Although each year tends to bring different personal challenges, New Year’s resolutions tend to be the same, such as losing weight, quitting smoking or saving money. In order to achieve these goals how often are we diligent about writing down and executing a plan? If your 2019 resolution is to build a savings cushion, you need a financial plan that makes sense for your budget. Do you have a three-month emergency fund? Six months? Most Americans don’t, but do have a wealth of good intentions. In 2019 you can turn those good intentions into some practical progress.
Why is it hard to save money?
According to a report published by CNBC, roughly 30% of all Americans are constantly stressed about money. The simple fact is: we spend a lot of time worrying about it. Where is it coming from? Where is it going? Will there be enough? What will I do if I need more of it in a pinch?
What if 2019 could be the year you stay true to your resolution and decrease stress caused by financial uncertainty? First, let's talk about the generic problem of saving a three-month emergency fund. Let's say that you make $2,000 a month in take-home pay (after taxes). Saving $6,000 (3 months income) is no small feat, and saving $12,000 (6 months income) feels downright insurmountable because after paying for necessities (rent/mortgage, utility bills, transportation, food), it doesn’t feel like there’s a lot left. When you start to do the math of how long it will take you to turn that into $6,000 or $12,000 you get discouraged and it becomes a good intention. If this sounds like the problem you face year after year, let's talk about how to fix it.
How much do I need to save?
The first step to making progress on that emergency fund is getting realistic about the amount you should save and customizing that amount based on your own personal finances.
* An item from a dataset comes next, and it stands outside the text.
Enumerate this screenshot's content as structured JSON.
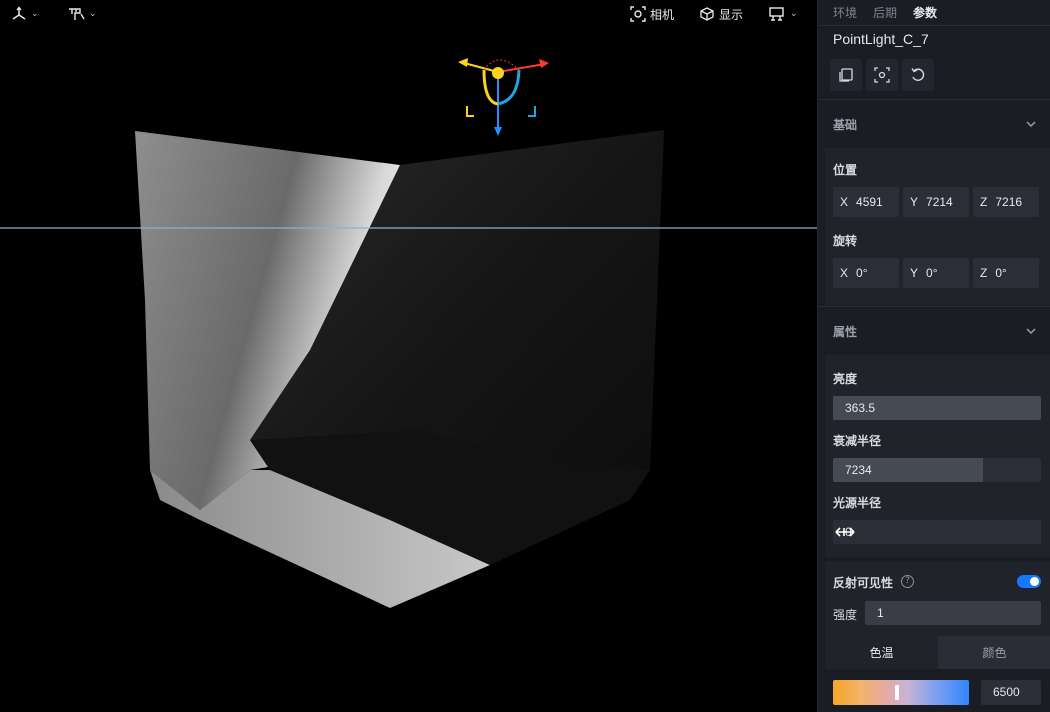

You don't really need three or six months of your total paycheck because when times get tough, you will get resourceful and tighten your belt, spending money only where you must. So write down a list of expenses you could live without in tough times; such as dining out, drinks with friends, new outfits, or recreation. There are necessary expenses like rent, bills and food that you can’t cut back on. Add up the necessary expenses because that is the number you want to begin with. As a rule of thumb, necessities are roughly 70% of your monthly paycheck. So in our example of $2,000 monthly take home, $1,400 should go to your necessities. The remaining $600 that you currently spend on non-necessities is where you look to cutback spending and divert to your savings.
The second step is to set a short-term savings goal. Let's say $200 in 3 months. Where is that $200 going to come from? Let's go back to that list of things you'd cut back on in tough times. You don’t have to go cold turkey here and save it all immediately. But pick one or two expenses that you can reduce over the next three months and save that $200. Cutting out a few extras each month can quickly add up.
Finally, find a place to stash your savings where it is out of sight - because out of sight out of mind. A good option is always a simple savings account at a local bank. Set up an automatic transfer for each payday, moving a little money to the secret savings and check in on it three months from now. In short order, you'll have the beginnings of an emergency savings fund, and if you repeat this process every 3 months - by this time next year you'll have a pretty sizeable cushion. Be diligent with your saving as it won't be 3 months' worth or 6 months' worth, but it will be more than a good intention and your stress levels will certainly be lower as a result.
Based on the book, “The Compound Effect”, by Darren Hardy, the strategy of taking small steps towards goals is very effective in saving money and eliminating stress related to finances. The first order of business is creating a realistic yet challenging goal to build your emergency fund followed by short-term goal setting. In the event that you get into a financial pinch, it's a lot easier to cut back on expenses opposed to attempting to maintain a lifestyle that will increase anxiety and stress. While saving for your emergency fund, it is good practice to deposit those funds into a bank account so you won't see the money and be tempted to spend it. Repeat these money saving strategies and you'll achieve your financial goals of creating an emergency fund and reducing stress for the new year.
If you have any questions about eliminating financial stress and other financial inquiries visit your nearest Essex Bank branch or visit www.essexbank.com. Essex Bank is a community bank with locations across Virginia and Maryland. With a smile and handshake from any of our associates, you can feel secure that your experience with us will outshine that of any other bank. For over 90 years, we have been invested in providing premier services to personal and commercial consumers while creating experiences of the highest standard. The finest, most helpful associates; simple, easy to understand products; powerful technology in the palm of your hand; and extended hours of person-to-person customer assistance: this is what makes Essex Bank—Simply Better!